Written by Misc

Clear Skies

View to the City

On Sunday, as I returned from a late afternoon cycle ride out in northern Enfield and southern Hertfordshire, I noticed the view from The Ridgeway, a road that as it suggests, is quite high up above London. (It’s all relative).

Yes – you can normally look out to the City of London, and then across to Docklands. But it’s normally quite a hazy view. On this beautiful day, with pollution now vastly lower as an unintended consequence of the coronavirus lockdown, London was pin sharp from this distance.

I didn’t have a camera with me to capture it, but returned the next day with a camera an a 200mm telephoto lens (I was out on an exercise walk – no breaking the rules here!). It wasn’t quite as good as the previous day, when the sun had somehow been perfect, but these photos give a good impression.

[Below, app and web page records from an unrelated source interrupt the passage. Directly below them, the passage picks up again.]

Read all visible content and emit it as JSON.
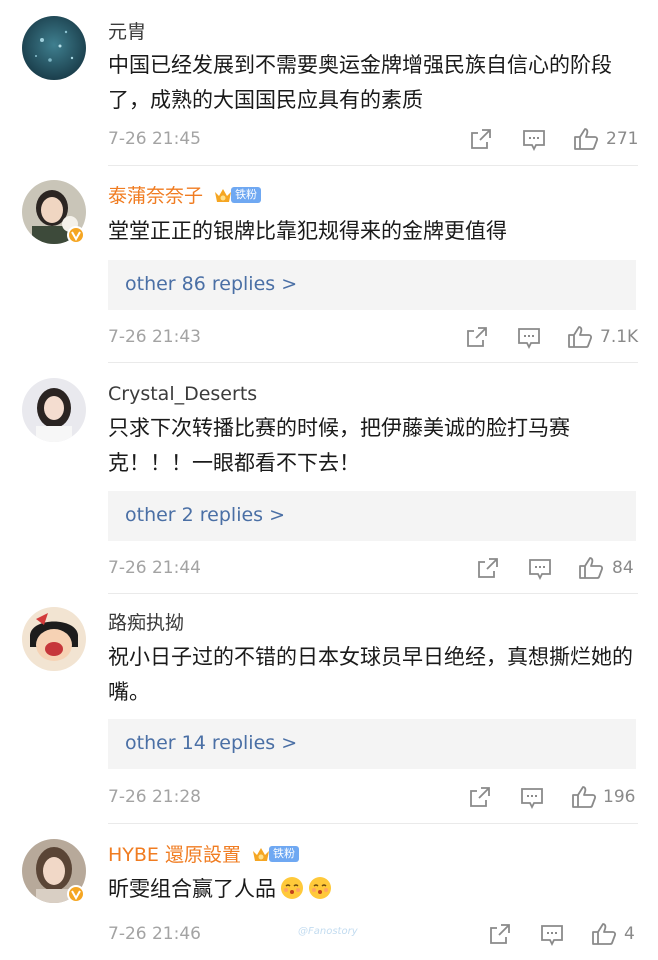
{
  "colors": {
    "accent_name": "#f07c21",
    "reply_link": "#4a6fa5",
    "meta": "#a3a3a3",
    "verified": "#f5a623",
    "fan_tag": "#6fa8f2"
  },
  "icons": [
    "share-icon",
    "comment-icon",
    "like-icon",
    "verified-icon",
    "crown-icon",
    "emoji-icon"
  ],
  "comments": [
    {
      "user": "元胄",
      "text": "中国已经发展到不需要奥运金牌增强民族自信心的阶段了，成熟的大国国民应具有的素质",
      "time": "7-26 21:45",
      "likes": "271"
    },
    {
      "user": "泰蒲奈奈子",
      "fan_tag": "铁粉",
      "text": "堂堂正正的银牌比靠犯规得来的金牌更值得",
      "replies": "other 86 replies >",
      "time": "7-26 21:43",
      "likes": "7.1K"
    },
    {
      "user": "Crystal_Deserts",
      "text": "只求下次转播比赛的时候，把伊藤美诚的脸打马赛克！！！一眼都看不下去！",
      "replies": "other 2 replies >",
      "time": "7-26 21:44",
      "likes": "84"
    },
    {
      "user": "路痴执拗",
      "text": "祝小日子过的不错的日本女球员早日绝经，真想撕烂她的嘴。",
      "replies": "other 14 replies >",
      "time": "7-26 21:28",
      "likes": "196"
    },
    {
      "user": "HYBE 還原設置",
      "fan_tag": "铁粉",
      "text": "昕雯组合赢了人品",
      "time": "7-26 21:46",
      "likes": "4"
    }
  ],
  "watermark": "@Fanostory"
}
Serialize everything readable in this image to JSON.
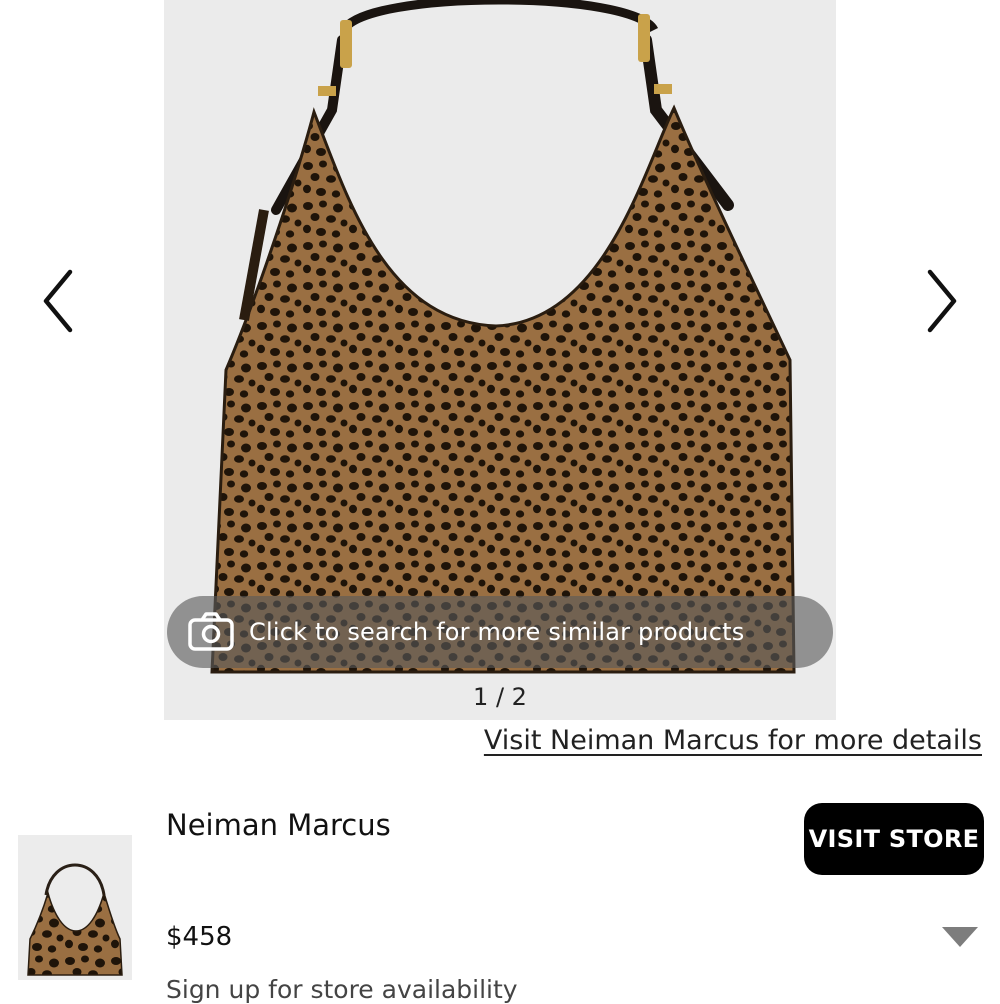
{
  "gallery": {
    "visual_search_label": "Click to search for more similar products",
    "counter": "1 / 2",
    "prev_icon": "chevron-left-icon",
    "next_icon": "chevron-right-icon",
    "camera_icon": "camera-icon"
  },
  "details_link": "Visit Neiman Marcus for more details",
  "listing": {
    "store_name": "Neiman Marcus",
    "visit_store_label": "VISIT STORE",
    "price": "$458",
    "availability": "Sign up for store availability",
    "expand_icon": "triangle-down-icon"
  },
  "colors": {
    "gallery_bg": "#ebebeb",
    "button_bg": "#000000",
    "leopard_base": "#9a6f42",
    "spot": "#1f1409"
  }
}
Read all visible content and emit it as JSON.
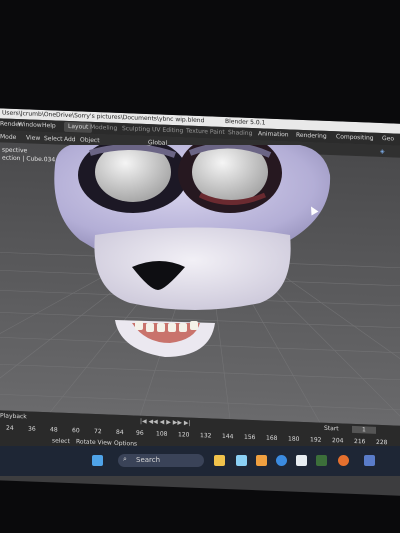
{
  "window": {
    "path_title": "Users\\Jcrumb\\OneDrive\\Sorry's pictures\\Documents\\ybnc wip.blend",
    "app_title": "Blender 5.0.1"
  },
  "menubar": {
    "items": [
      "Render",
      "Window",
      "Help",
      "Layout",
      "Modeling",
      "Sculpting",
      "UV Editing",
      "Texture Paint",
      "Shading",
      "Animation",
      "Rendering",
      "Compositing",
      "Geo"
    ]
  },
  "header3d": {
    "mode": "Mode",
    "view": "View",
    "select": "Select",
    "add": "Add",
    "object": "Object",
    "orientation": "Global"
  },
  "viewport": {
    "overlay_line1": "spective",
    "overlay_line2": "ection | Cube.034"
  },
  "timeline": {
    "menu": "Playback",
    "frames": [
      "24",
      "36",
      "48",
      "60",
      "72",
      "84",
      "96",
      "108",
      "120",
      "132",
      "144",
      "156",
      "168",
      "180",
      "192",
      "204",
      "216",
      "228"
    ],
    "status_left": "select",
    "status_rotate": "Rotate View",
    "status_options": "Options",
    "start_label": "Start",
    "start_value": "1"
  },
  "taskbar": {
    "search_placeholder": "Search"
  }
}
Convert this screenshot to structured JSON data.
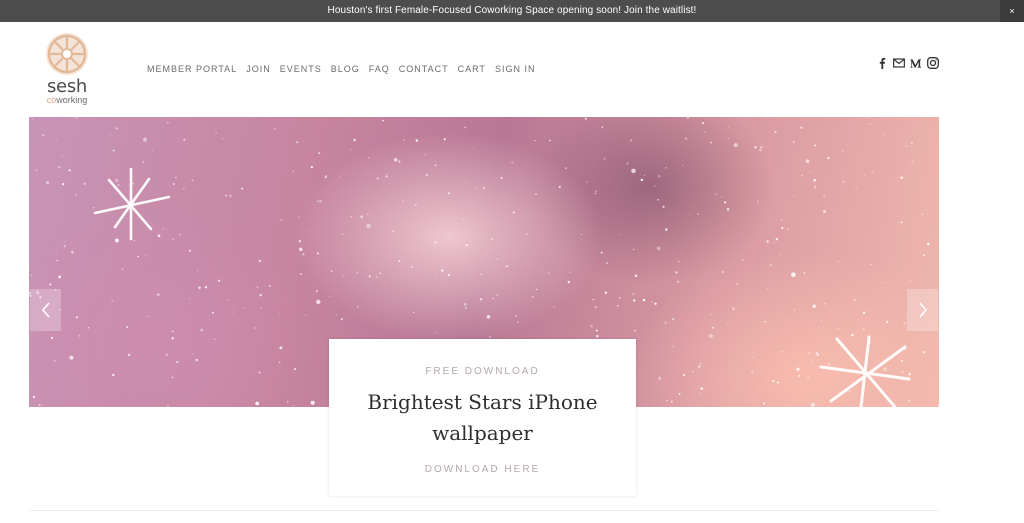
{
  "announcement": {
    "text": "Houston's first Female-Focused Coworking Space opening soon! Join the waitlist!",
    "close_label": "×"
  },
  "logo": {
    "word": "sesh",
    "sub_accent": "co",
    "sub_rest": "working",
    "mark_icon": "sunburst-logo-mark"
  },
  "nav": {
    "items": [
      "MEMBER PORTAL",
      "JOIN",
      "EVENTS",
      "BLOG",
      "FAQ",
      "CONTACT",
      "CART",
      "SIGN IN"
    ]
  },
  "social": {
    "icons": [
      "facebook-icon",
      "email-icon",
      "medium-icon",
      "instagram-icon"
    ]
  },
  "hero": {
    "kicker": "FREE DOWNLOAD",
    "title": "Brightest Stars iPhone wallpaper",
    "cta": "DOWNLOAD HERE",
    "prev_icon": "chevron-left-icon",
    "next_icon": "chevron-right-icon"
  },
  "colors": {
    "announcement_bg": "#4d4d4d",
    "logo_accent": "#d9a47f",
    "nav_text": "#6b6b6b",
    "card_text": "#2f2f2f"
  }
}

The picture above shows The Shard, and just to its left, the cluster of skyscrapers mostly within The City of London. To put this in perspective, the tallest building in the City’s cluster is 22 Bishopsgate, which is 10.7m from where I’m standing as the crow flies. To its right is the taller Shard, which is 11.4m distant from me.

Ally Pally and the BT Tower

Slightly closer, and off to the right from my perspective are Alexandra Palace (Ally Pally) and the BT Tower. You can see why Ally Pally was used in the early days of television to broadcast across the capital. As the crow flies, it’s 5.2m away from me. You can also see the vast hall adjacent to the mast.

“Just” beyond is the BT Tower – which in fact is nearly twice as far away at 10.2m.

But go back to that first photo again. Just to the left of the cluster of buildings that make up the City, you can also see a distant ridgeline. That is in fact the North Downs, and I can honestly say that I’ve never seen them from my location. These hills are 27m distant as the crow flies from where I am in north London. We are looking towards a section somewhere between Caterham and Shoreham. The mass of London between where I am and them would nearly always mean too much pollution and haze for them to be visible here.

NB. You may need to click through on the pictures to Flickr to really see the detail in these photos.

From Google Maps